The chemical composition of wine makes it a natural companion to many foods, since the mild acidity of wine contrasts with the oily or fatty contents of food. And the carbohydrates, sugars and alcohols in wine tend to complement other elements in food.
As with all beverages that contain ethanol, wine is a psychotropic drug. The effect and response varies by individual metabolism and quantity consumed. This can be a positive feeling for the individual as it normally begins with relaxation and stimulation, which also promotes social interaction. It is easy, however, to indulge beyond a healthy measure.

As the quantity of alcohol in the blood increases, its toxic effects become more pronounced. What began as relaxation may become loss of motor control or even consciousness in some extreme situations. Initial stimulation can also turn to aggravation or aggression. Drinking any alcohol beyond moderation (becoming drunk) is unhealthy for mind and body and can lead to addiction. It can be both painful to the drunk and dangerous to the bystander.

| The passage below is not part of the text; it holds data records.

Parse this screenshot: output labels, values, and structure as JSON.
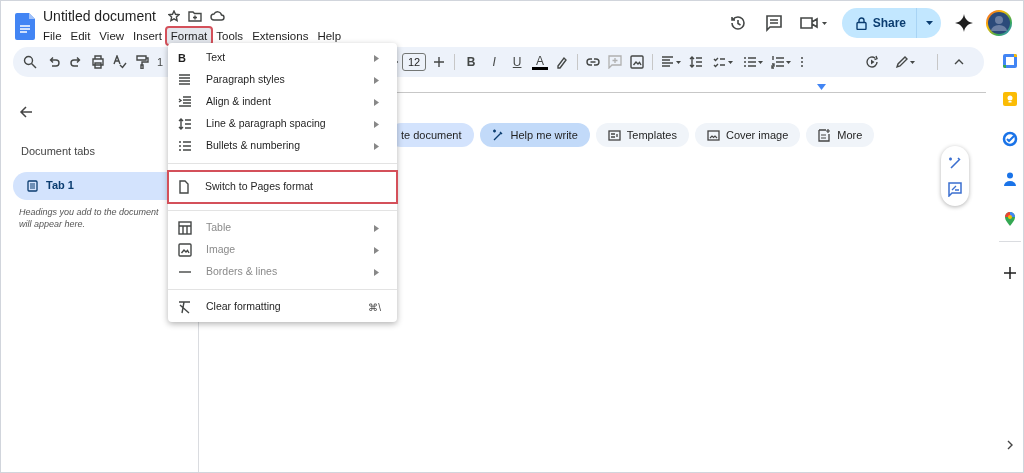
{
  "document": {
    "title": "Untitled document"
  },
  "menubar": [
    {
      "label": "File",
      "selected": false,
      "highlighted": false
    },
    {
      "label": "Edit",
      "selected": false,
      "highlighted": false
    },
    {
      "label": "View",
      "selected": false,
      "highlighted": false
    },
    {
      "label": "Insert",
      "selected": false,
      "highlighted": false
    },
    {
      "label": "Format",
      "selected": true,
      "highlighted": true
    },
    {
      "label": "Tools",
      "selected": false,
      "highlighted": false
    },
    {
      "label": "Extensions",
      "selected": false,
      "highlighted": false
    },
    {
      "label": "Help",
      "selected": false,
      "highlighted": false
    }
  ],
  "share": {
    "label": "Share"
  },
  "toolbar": {
    "zoom": "1",
    "font_size": "12",
    "styles": [
      "B",
      "I",
      "U",
      "A"
    ]
  },
  "sidebar": {
    "heading": "Document tabs",
    "tabs": [
      {
        "label": "Tab 1",
        "selected": true
      }
    ],
    "hint": "Headings you add to the document will appear here."
  },
  "chips": [
    {
      "label": "te document",
      "kind": "tinted"
    },
    {
      "label": "Help me write",
      "kind": "accent"
    },
    {
      "label": "Templates",
      "kind": "plain"
    },
    {
      "label": "Cover image",
      "kind": "plain"
    },
    {
      "label": "More",
      "kind": "plain"
    }
  ],
  "format_menu": {
    "sections": [
      [
        {
          "label": "Text",
          "glyph": "B",
          "submenu": true,
          "disabled": false,
          "highlighted": false
        },
        {
          "label": "Paragraph styles",
          "submenu": true,
          "disabled": false,
          "highlighted": false
        },
        {
          "label": "Align & indent",
          "submenu": true,
          "disabled": false,
          "highlighted": false
        },
        {
          "label": "Line & paragraph spacing",
          "submenu": true,
          "disabled": false,
          "highlighted": false
        },
        {
          "label": "Bullets & numbering",
          "submenu": true,
          "disabled": false,
          "highlighted": false
        }
      ],
      [
        {
          "label": "Switch to Pages format",
          "submenu": false,
          "disabled": false,
          "highlighted": true
        }
      ],
      [
        {
          "label": "Table",
          "submenu": true,
          "disabled": true,
          "highlighted": false
        },
        {
          "label": "Image",
          "submenu": true,
          "disabled": true,
          "highlighted": false
        },
        {
          "label": "Borders & lines",
          "submenu": true,
          "disabled": true,
          "highlighted": false
        }
      ],
      [
        {
          "label": "Clear formatting",
          "shortcut": "⌘\\",
          "submenu": false,
          "disabled": false,
          "highlighted": false
        }
      ]
    ]
  }
}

Regardless of age, weight, gender, type or quantity of food accompaniment, a couple of glasses, or up to 8-10 ounces of table wine should be the limit for one session. The best way to prevent consuming too much is to drink slowly and accompany your intake with plenty of water. Moderation is required if you want to include wine in a healthful lifestyle.

Composed of roughly 85% water, 12% ethyl alcohol, a touch of tartaric, malic and several other acids, wine also contains various sugars and carbohydrates, less common alcohols, aromatic aldehydes, ketones, phenolics, enzymes, pigments, many vitamins, some minerals and other substances yet to be identified.

There are in all, over 300 separate ingredients identified in wine so far, more than half of them discovered since the 1950s, when modern chemistry techniques began to improve. Most of these elements lend complexity to wine flavors and have little or no nutritional impact other than to assist with digestion. However certain compounds in wine, such as catechins, flavinoids, resveratrol and quercetin, can play a prophylactic role against human diseases or have preservative effects on the human body itself.

While wine does not contain any fat or cholesterol, it does contain calories from carbohydrates. The actual caloric content of any wine depends on the levels of both sugar and alcohol. Each six-ounce glass of dry (12.5% alcohol) wine measures about 150 calories, which is about the same as a pint of beer. A stronger, sweeter wine such as Port (20% alcohol) may pack the same calorie count in a much smaller three-ounce serving. To get pleasure from wine without the ill effects off over indulging, drink in moderation.

Tagged: Wine